The global turtle dove population has faced a decline exceeding 30% over the past 16 years. These declines are thought to be largely down to habitat changes and loss and hunting pressure.
This summer, the species was upgraded to Vulnerable at European level, resulting in revisions of global status assessment. Turtle dove, formerly a familiar summer visitor in Europe, also breeds in Central Asia, the Middle East and North Africa, and winters mainly in the Sahel zone of Africa.
In the EU, Malta remains the only country to allow hunting of these birds in spring, before they are about to reproduce, with a maximum of 11,000 birds allowed to be killed legally. Spring hunting is outlawed by the EU Birds Directive.
‘Maltese spring hunting law obliges government to consider the conservation status before deciding on the next hunting season. However, spring hunting of the species facing extinction in the wild cannot be sustainable in any way,’ explains Nicholas Barbara, BirdLife Malta Conservation Manager. ‘Conservation status upgrades on both global and European level stresses the unsustainability of such practices. This once more highlights our concerns with the government’s policy of opening past spring hunting seasons, despite population declines and conservation efforts in Europe,’ he added.
Recently, 91 MEPs urged the European Commission to open a new case in the European Court of Justice on Malta’s spring hunting derogation, should the government ignore the new threatened conservation status of Turtle Dove.
In the 2015 Red List update, 40 bird species worldwide are now classified as having a higher risk of extinction than previously.

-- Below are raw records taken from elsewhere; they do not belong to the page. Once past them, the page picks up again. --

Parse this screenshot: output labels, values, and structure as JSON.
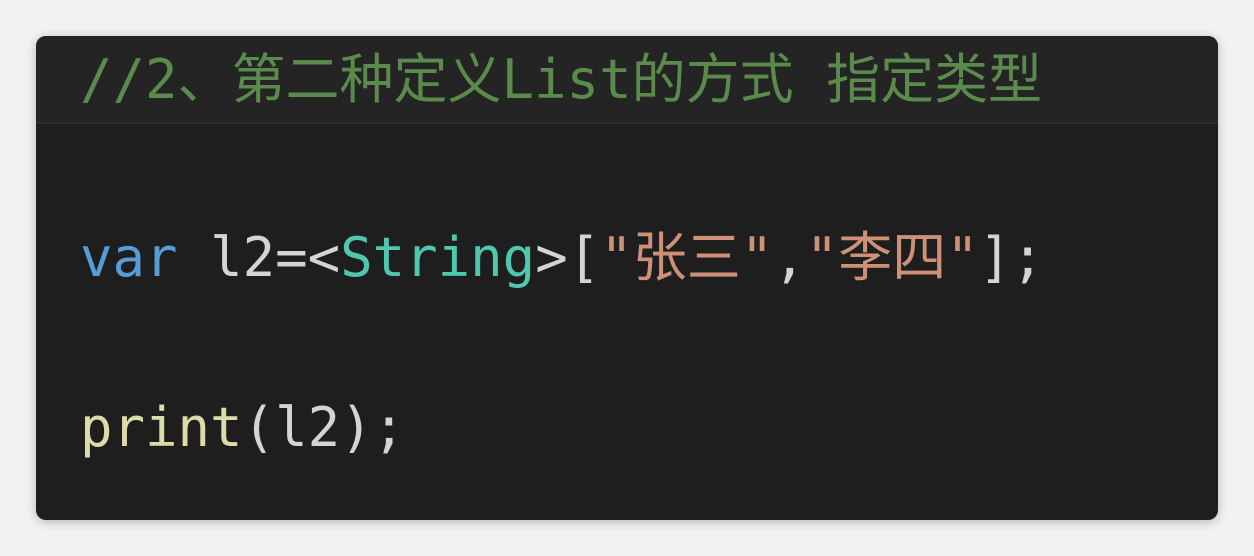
{
  "editor": {
    "comment": "//2、第二种定义List的方式 指定类型",
    "declaration": {
      "keyword": "var",
      "space": " ",
      "variable": "l2",
      "assign": "=",
      "open_angle": "<",
      "type": "String",
      "close_angle": ">",
      "open_bracket": "[",
      "string1": "\"张三\"",
      "comma": ",",
      "string2": "\"李四\"",
      "close_bracket": "]",
      "semicolon": ";"
    },
    "call": {
      "function": "print",
      "open_paren": "(",
      "argument": "l2",
      "close_paren": ")",
      "semicolon": ";"
    }
  },
  "colors": {
    "background": "#1e1e1e",
    "comment": "#5a8a4c",
    "keyword": "#569cd6",
    "type": "#4ec9b0",
    "string": "#ce9178",
    "function": "#dcdcaa"
  }
}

These include many vulture species and many wading shorebirds. Amongst them are also the Northern Lapwing (Venewwa) and Eurasian Oystercatcher (Gallina tal-Bahar), both well-known wading birds concentrated in Europe that visit Malta on migration. Conversely, 23 species have been downgraded to lower threat categories due to conservation efforts and more accurate assessments.
The Red List is the world’s most comprehensive information source on the conservation status of plant and animal species, and BirdLife International is the official authority for birds. BirdLife International is the world’s largest nature conservation Partnership with 120 BirdLife Partners worldwide, including BirdLife Malta.